The projects were divided into four categories to underline the fact that the proposed solutions do not relate only to climate change but also to other important Sustainable Development Goals. “We hope these projects will serve as a source of inspiration for other initiatives aimed at dealing with the biggest challenges faced by society” commented Gabrielle Ginér, who headed the team of experts that assigned the awards. 

Planetary Health

The four projects selected in the “Planetary Health” category relate to the food production and policies sectors, as well as new technologies and “clean” energy sources. 

Impossible Foods (Singapore, Hong Kong, USA, Macao) aims for example to create plant-based alternatives to meat, while Ghent en Garde (Belgium) gives the example of the city of Ghent, one of the first in Europe to propose its own food policy intended to transform the food system at local and urban level. We then move to China, with the Alipay Ant Forest project, which, using one of the most widely-known payment systems around the world (Alipay), has used the power of digital technologies to plant over 122 million trees.
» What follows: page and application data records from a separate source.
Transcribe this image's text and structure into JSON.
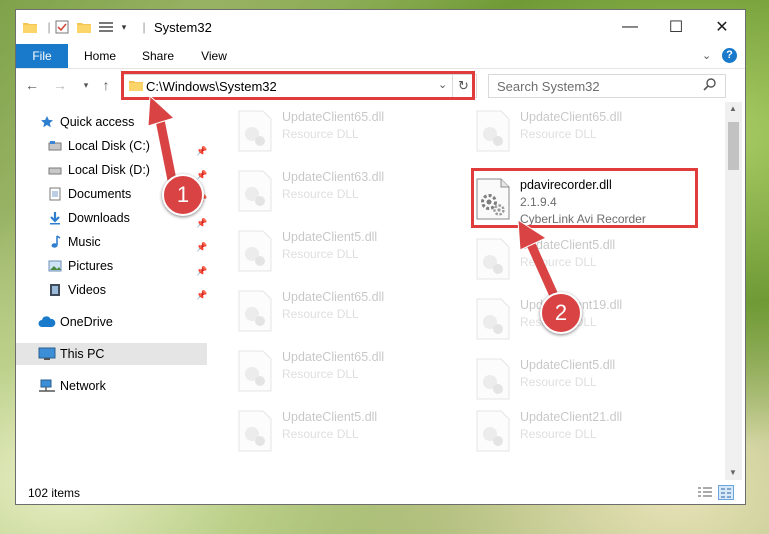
{
  "window": {
    "title": "System32",
    "controls": {
      "minimize": "—",
      "maximize": "☐",
      "close": "✕"
    }
  },
  "ribbon": {
    "tabs": [
      {
        "label": "File"
      },
      {
        "label": "Home"
      },
      {
        "label": "Share"
      },
      {
        "label": "View"
      }
    ],
    "help": "?"
  },
  "addressbar": {
    "path": "C:\\Windows\\System32",
    "search_placeholder": "Search System32"
  },
  "nav": {
    "quick_access": "Quick access",
    "items": [
      {
        "label": "Local Disk (C:)"
      },
      {
        "label": "Local Disk (D:)"
      },
      {
        "label": "Documents"
      },
      {
        "label": "Downloads"
      },
      {
        "label": "Music"
      },
      {
        "label": "Pictures"
      },
      {
        "label": "Videos"
      }
    ],
    "onedrive": "OneDrive",
    "thispc": "This PC",
    "network": "Network"
  },
  "files": {
    "highlight": {
      "name": "pdavirecorder.dll",
      "version": "2.1.9.4",
      "description": "CyberLink Avi Recorder"
    },
    "left_column": [
      {
        "name": "UpdateClient65.dll",
        "type": "Resource DLL"
      },
      {
        "name": "UpdateClient63.dll",
        "type": "Resource DLL"
      },
      {
        "name": "UpdateClient5.dll",
        "type": "Resource DLL"
      },
      {
        "name": "UpdateClient65.dll",
        "type": "Resource DLL"
      },
      {
        "name": "UpdateClient65.dll",
        "type": "Resource DLL"
      },
      {
        "name": "UpdateClient5.dll",
        "type": "Resource DLL"
      }
    ],
    "right_column": [
      {
        "name": "UpdateClient65.dll",
        "type": "Resource DLL"
      },
      {
        "name": "UpdateClient5.dll",
        "type": "Resource DLL"
      },
      {
        "name": "UpdateClient19.dll",
        "type": "Resource DLL"
      },
      {
        "name": "UpdateClient5.dll",
        "type": "Resource DLL"
      },
      {
        "name": "UpdateClient21.dll",
        "type": "Resource DLL"
      }
    ]
  },
  "status": {
    "count": "102 items"
  },
  "annotations": {
    "badge1": "1",
    "badge2": "2"
  },
  "colors": {
    "accent": "#1979ca",
    "highlight": "#e03c3c",
    "selected_nav": "#cce8ff"
  }
}
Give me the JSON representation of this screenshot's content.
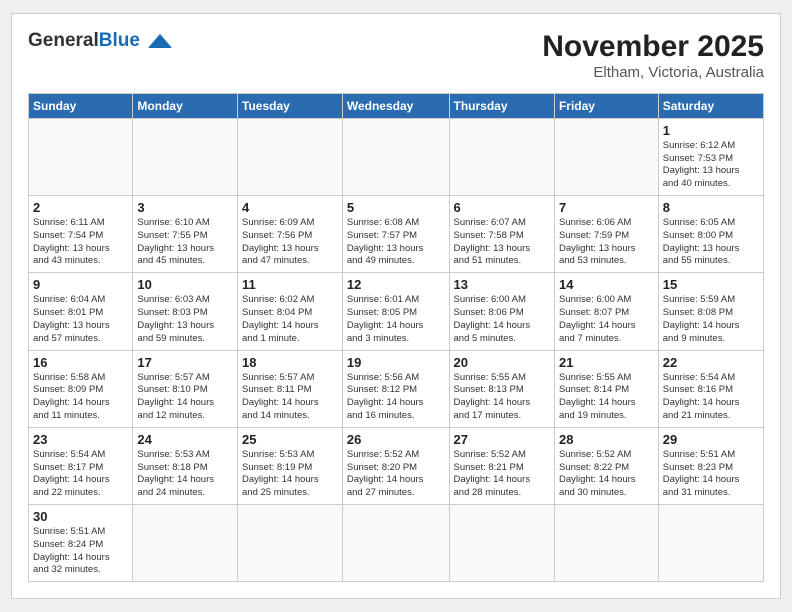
{
  "header": {
    "logo_general": "General",
    "logo_blue": "Blue",
    "month_title": "November 2025",
    "location": "Eltham, Victoria, Australia"
  },
  "days_of_week": [
    "Sunday",
    "Monday",
    "Tuesday",
    "Wednesday",
    "Thursday",
    "Friday",
    "Saturday"
  ],
  "weeks": [
    [
      {
        "day": "",
        "info": ""
      },
      {
        "day": "",
        "info": ""
      },
      {
        "day": "",
        "info": ""
      },
      {
        "day": "",
        "info": ""
      },
      {
        "day": "",
        "info": ""
      },
      {
        "day": "",
        "info": ""
      },
      {
        "day": "1",
        "info": "Sunrise: 6:12 AM\nSunset: 7:53 PM\nDaylight: 13 hours\nand 40 minutes."
      }
    ],
    [
      {
        "day": "2",
        "info": "Sunrise: 6:11 AM\nSunset: 7:54 PM\nDaylight: 13 hours\nand 43 minutes."
      },
      {
        "day": "3",
        "info": "Sunrise: 6:10 AM\nSunset: 7:55 PM\nDaylight: 13 hours\nand 45 minutes."
      },
      {
        "day": "4",
        "info": "Sunrise: 6:09 AM\nSunset: 7:56 PM\nDaylight: 13 hours\nand 47 minutes."
      },
      {
        "day": "5",
        "info": "Sunrise: 6:08 AM\nSunset: 7:57 PM\nDaylight: 13 hours\nand 49 minutes."
      },
      {
        "day": "6",
        "info": "Sunrise: 6:07 AM\nSunset: 7:58 PM\nDaylight: 13 hours\nand 51 minutes."
      },
      {
        "day": "7",
        "info": "Sunrise: 6:06 AM\nSunset: 7:59 PM\nDaylight: 13 hours\nand 53 minutes."
      },
      {
        "day": "8",
        "info": "Sunrise: 6:05 AM\nSunset: 8:00 PM\nDaylight: 13 hours\nand 55 minutes."
      }
    ],
    [
      {
        "day": "9",
        "info": "Sunrise: 6:04 AM\nSunset: 8:01 PM\nDaylight: 13 hours\nand 57 minutes."
      },
      {
        "day": "10",
        "info": "Sunrise: 6:03 AM\nSunset: 8:03 PM\nDaylight: 13 hours\nand 59 minutes."
      },
      {
        "day": "11",
        "info": "Sunrise: 6:02 AM\nSunset: 8:04 PM\nDaylight: 14 hours\nand 1 minute."
      },
      {
        "day": "12",
        "info": "Sunrise: 6:01 AM\nSunset: 8:05 PM\nDaylight: 14 hours\nand 3 minutes."
      },
      {
        "day": "13",
        "info": "Sunrise: 6:00 AM\nSunset: 8:06 PM\nDaylight: 14 hours\nand 5 minutes."
      },
      {
        "day": "14",
        "info": "Sunrise: 6:00 AM\nSunset: 8:07 PM\nDaylight: 14 hours\nand 7 minutes."
      },
      {
        "day": "15",
        "info": "Sunrise: 5:59 AM\nSunset: 8:08 PM\nDaylight: 14 hours\nand 9 minutes."
      }
    ],
    [
      {
        "day": "16",
        "info": "Sunrise: 5:58 AM\nSunset: 8:09 PM\nDaylight: 14 hours\nand 11 minutes."
      },
      {
        "day": "17",
        "info": "Sunrise: 5:57 AM\nSunset: 8:10 PM\nDaylight: 14 hours\nand 12 minutes."
      },
      {
        "day": "18",
        "info": "Sunrise: 5:57 AM\nSunset: 8:11 PM\nDaylight: 14 hours\nand 14 minutes."
      },
      {
        "day": "19",
        "info": "Sunrise: 5:56 AM\nSunset: 8:12 PM\nDaylight: 14 hours\nand 16 minutes."
      },
      {
        "day": "20",
        "info": "Sunrise: 5:55 AM\nSunset: 8:13 PM\nDaylight: 14 hours\nand 17 minutes."
      },
      {
        "day": "21",
        "info": "Sunrise: 5:55 AM\nSunset: 8:14 PM\nDaylight: 14 hours\nand 19 minutes."
      },
      {
        "day": "22",
        "info": "Sunrise: 5:54 AM\nSunset: 8:16 PM\nDaylight: 14 hours\nand 21 minutes."
      }
    ],
    [
      {
        "day": "23",
        "info": "Sunrise: 5:54 AM\nSunset: 8:17 PM\nDaylight: 14 hours\nand 22 minutes."
      },
      {
        "day": "24",
        "info": "Sunrise: 5:53 AM\nSunset: 8:18 PM\nDaylight: 14 hours\nand 24 minutes."
      },
      {
        "day": "25",
        "info": "Sunrise: 5:53 AM\nSunset: 8:19 PM\nDaylight: 14 hours\nand 25 minutes."
      },
      {
        "day": "26",
        "info": "Sunrise: 5:52 AM\nSunset: 8:20 PM\nDaylight: 14 hours\nand 27 minutes."
      },
      {
        "day": "27",
        "info": "Sunrise: 5:52 AM\nSunset: 8:21 PM\nDaylight: 14 hours\nand 28 minutes."
      },
      {
        "day": "28",
        "info": "Sunrise: 5:52 AM\nSunset: 8:22 PM\nDaylight: 14 hours\nand 30 minutes."
      },
      {
        "day": "29",
        "info": "Sunrise: 5:51 AM\nSunset: 8:23 PM\nDaylight: 14 hours\nand 31 minutes."
      }
    ],
    [
      {
        "day": "30",
        "info": "Sunrise: 5:51 AM\nSunset: 8:24 PM\nDaylight: 14 hours\nand 32 minutes."
      },
      {
        "day": "",
        "info": ""
      },
      {
        "day": "",
        "info": ""
      },
      {
        "day": "",
        "info": ""
      },
      {
        "day": "",
        "info": ""
      },
      {
        "day": "",
        "info": ""
      },
      {
        "day": "",
        "info": ""
      }
    ]
  ]
}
Finally we come to the Dominican Republic with Electricians Without Borders, which, following hurricane Maria in 2017, has allowed a system to be organized to supply energy (from renewable sources) to six medical centers across the island if required.

Climate Neutral Now 
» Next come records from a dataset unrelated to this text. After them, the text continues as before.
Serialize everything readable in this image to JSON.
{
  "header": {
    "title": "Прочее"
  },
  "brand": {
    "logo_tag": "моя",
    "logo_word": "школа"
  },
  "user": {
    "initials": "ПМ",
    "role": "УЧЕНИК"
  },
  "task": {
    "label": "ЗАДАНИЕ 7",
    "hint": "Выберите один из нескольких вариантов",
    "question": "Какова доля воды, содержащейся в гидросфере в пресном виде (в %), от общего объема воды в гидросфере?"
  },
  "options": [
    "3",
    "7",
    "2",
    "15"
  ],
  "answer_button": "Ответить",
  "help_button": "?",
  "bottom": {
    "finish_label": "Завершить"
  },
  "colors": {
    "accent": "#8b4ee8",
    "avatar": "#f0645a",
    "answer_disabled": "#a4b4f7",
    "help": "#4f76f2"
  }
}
Many companies are committing to achieve zero emissions to combat climate change and four of them have been recognized by the United Nations. MAX Burgers (Sweden, Norway, Denmark and Poland) launched the first “climate positive” menu in 2018, stating the amount of CO2 emitted for each component. Natura, the biggest cosmetics producer in Brazil, is measuring and reducing emissions throughout its production chain, while Apple is moving towards a business entirely sustained by renewable energy (an objective achieved for the electricity currently used). Finally, the second biggest Information Technology company in India, Infosys, is one of the first companies in the sector to have committed to achieving environmental neutrality.  

Women for Results

The importance of the role of women is emphasized by four projects involving very different countries and populations in combating climate change. In Sub-Saharan Africa, an initiative has been launched to educate young women in the poorest and most disadvantaged communities, while in the United States, the Mothers Out Front movement involves over 24,000 mothers who want to protect their children and community against the harm of climate change. In southern Asia, the Indiana Mahila Housing Sewa Trust NGO is trying to help women from the poorest families to increase their resilience to climate change and, finally, the Eco Wave Power project (Israel and Gibraltar), led by a woman, aims to produce clean energy from sea waves. 

Financing for Climate Friendly Investment

The sustainable business models and economic/financial policies recognized by the awards include the one operating in Zambia, which is committed to creating a regulatory environment that allows companies to supply off-grid clean energy (outside the existing electricity network) to the country. Another recipient of the award is the initiative which, through the Impact Investment Exchange platform, is releasing 150 million US dollars to help over 2 million women in Asia, improving their access to credit for example, and the International Climate Cooperation Program introduced in Quebec in 2016 to fund and support developing countries, particularly those exposed to the effects of climate change.

Find out more about Food and sustainability